A better way to analyze the definition of living comfortably is to determine how much per month you actually need to be "comfortable". This will then inform you as to how you should invest the $150,000, if at all, or if you should keep in cash.
You also need to evaluate what happens after 15 years, is there another pot of money to draw from? At 64, you are young in determining sustainable retirement income, albeit supplemental over parttime work, as at some point that parttime income will end. In 15 years, you will still actually be young - only 79 - and could easily live another 15 years. Evaluation of expenses, longevity & risk tolerance all need to be addressed before making a reasonable recommendation on how much you can take out per month to live comfortably.

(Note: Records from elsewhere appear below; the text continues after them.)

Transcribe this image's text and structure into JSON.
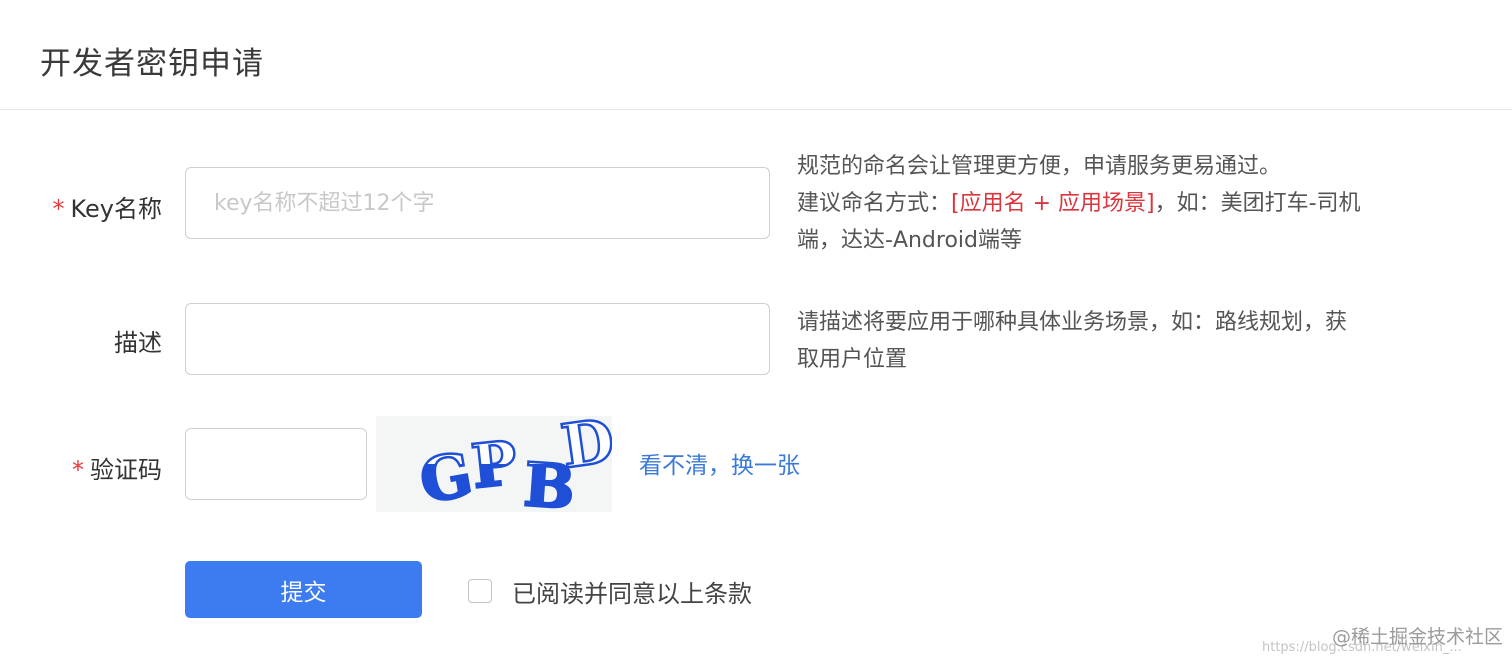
{
  "header": {
    "title": "开发者密钥申请"
  },
  "form": {
    "key_name": {
      "required_mark": "*",
      "label": "Key名称",
      "placeholder": "key名称不超过12个字",
      "value": "",
      "hint_line1": "规范的命名会让管理更方便，申请服务更易通过。",
      "hint_line2_prefix": "建议命名方式：",
      "hint_line2_emphasis": "[应用名 + 应用场景]",
      "hint_line2_suffix": "，如：美团打车-司机",
      "hint_line3": "端，达达-Android端等"
    },
    "description": {
      "label": "描述",
      "value": "",
      "hint_line1": "请描述将要应用于哪种具体业务场景，如：路线规划，获",
      "hint_line2": "取用户位置"
    },
    "captcha": {
      "required_mark": "*",
      "label": "验证码",
      "value": "",
      "image_text": "GPBD",
      "refresh_link": "看不清，换一张"
    },
    "submit_label": "提交",
    "agreement": {
      "checked": false,
      "label": "已阅读并同意以上条款"
    }
  },
  "watermark": {
    "text": "@稀土掘金技术社区",
    "url": "https://blog.csdn.net/weixin_..."
  },
  "colors": {
    "primary": "#3d7bf0",
    "link": "#3b7ad9",
    "required": "#e4393c",
    "emphasis": "#d9363e",
    "captcha_blue": "#1f4fd6"
  }
}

If you need help with these recommendations, seek out a financial planner in your area to help you. Likely someone who does personal financial planning - not just investments - and can do it for you on an hourly or fee basis.

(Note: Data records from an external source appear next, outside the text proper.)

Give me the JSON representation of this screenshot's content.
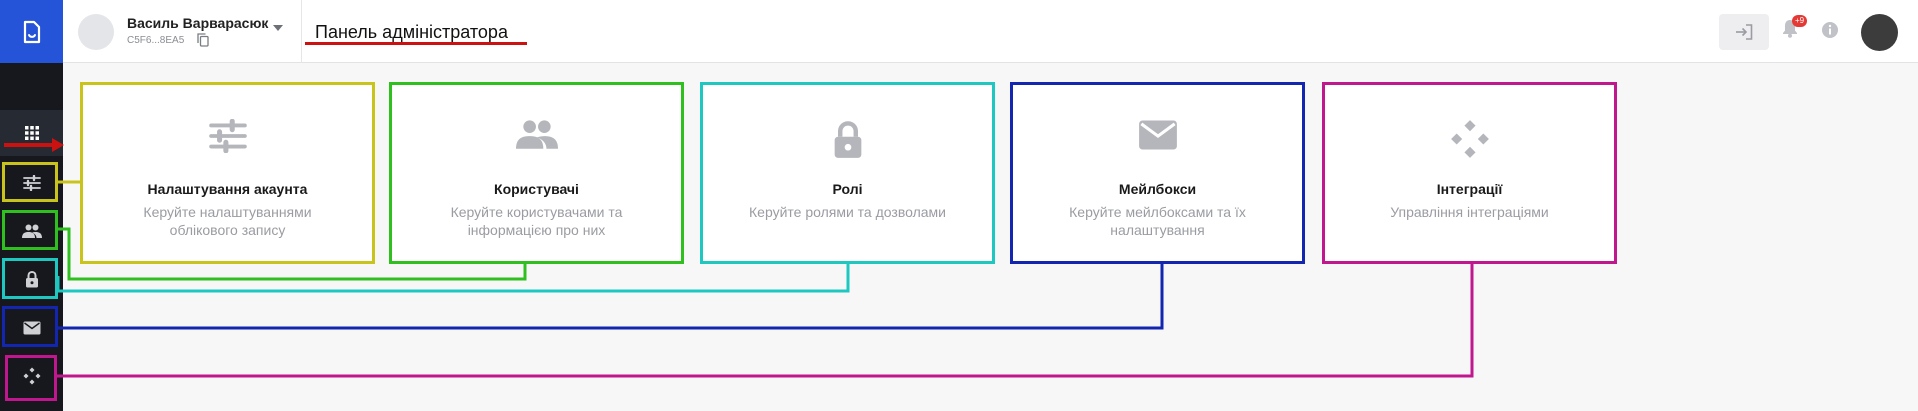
{
  "colors": {
    "logo_bg": "#2554d8",
    "sidebar_bg": "#16181d",
    "card_account": "#c9c41b",
    "card_users": "#2fbf1f",
    "card_roles": "#1ec8c0",
    "card_mailboxes": "#1226b0",
    "card_integrations": "#c0168e",
    "arrow": "#cc1111"
  },
  "header": {
    "user_name": "Василь Варварасюк",
    "user_id": "C5F6...8EA5",
    "page_title": "Панель адміністратора",
    "notifications_badge": "+9"
  },
  "sidebar": {
    "items": [
      {
        "icon": "grid-icon"
      },
      {
        "icon": "sliders-icon"
      },
      {
        "icon": "users-icon"
      },
      {
        "icon": "lock-icon"
      },
      {
        "icon": "mail-icon"
      },
      {
        "icon": "integrations-icon"
      }
    ]
  },
  "cards": [
    {
      "icon": "sliders-icon",
      "title": "Налаштування акаунта",
      "desc": "Керуйте налаштуваннями облікового запису"
    },
    {
      "icon": "users-icon",
      "title": "Користувачі",
      "desc": "Керуйте користувачами та інформацією про них"
    },
    {
      "icon": "lock-icon",
      "title": "Ролі",
      "desc": "Керуйте ролями та дозволами"
    },
    {
      "icon": "mail-icon",
      "title": "Мейлбокси",
      "desc": "Керуйте мейлбоксами та їх налаштування"
    },
    {
      "icon": "integrations-icon",
      "title": "Інтеграції",
      "desc": "Управління інтеграціями"
    }
  ]
}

The general rule of thumb for a rainy day or emergency fund is 3 to 6 months' worth of essential/fixed expenses. The range is based upon how many earners exist in the household. If it's just you or you are the sole earner for the household, the recommendation is 6 months. For a household with 2 earners, the recommendation is 3 months, as it is unlikely you will both lose a job at the same time.
You do not need to include taxes, savings and discretionary expenses, unless you want to be conservative in your estimation or you have kids at home and feel better about extra cushion. You do need to make sure to include liability payments, insurance premiums, groceries, gas, utilities and other essentials. Some people also include health insurance deductibles within this emergency fund total amount.
If you want to get a quick idea of what this number is without going thru all of your expenses, look at your net monthly income on your paycheck (i.e. gross income less fed withholding, payroll & 401K) and multiply it times 6 (if you are only earner). This number includes discretionary expenses, but at least you will get a rough idea of the amount you need in a rainy day fund.
Having a Roth IRA at 38 and contributing to it annually is a great way to save since the investments within the account grow tax exempt so long as you distribute the earnings according to the IRS rules - after age 59 1/2 and having the account open for at least 5 years. Having a REIT mutual fund in a Roth IRA is a good strategy since the income from the REIT dividends could be taxed as ordinary income (your highest personal rate) in your regular taxable account.
However, you will have to fund your Roth with cash. You cannot "rollover" the REIT into the Roth via $5500 worth of the REIT fund. You will have to sell the fund where it is, reinvest the cash into your Roth and then rebuy the fund. That could be an expensive transaction if you have gains in the REIT fund within your taxable account. You should evaluate any costs assocated with the sale of your REIT fund including the tax impact before you sell it.
If the costs to sell the REIT fund are high, you may consider making your Roth contribution and buying the target date fund as you mentioned. It is a good choice within the Roth since it will be allocated according to your age and the assumption you will use the account when you retire, thus it should grow over the long term. It is also a wise choice since it is diversified between several types of investments and you are just starting out this account.
Finally - having a dividend fund within a taxable account is a great place for it to be so long as the dividends the fund is kicking out are qualified dividends, meaning you are taxed on them at more favorable capital gains rate.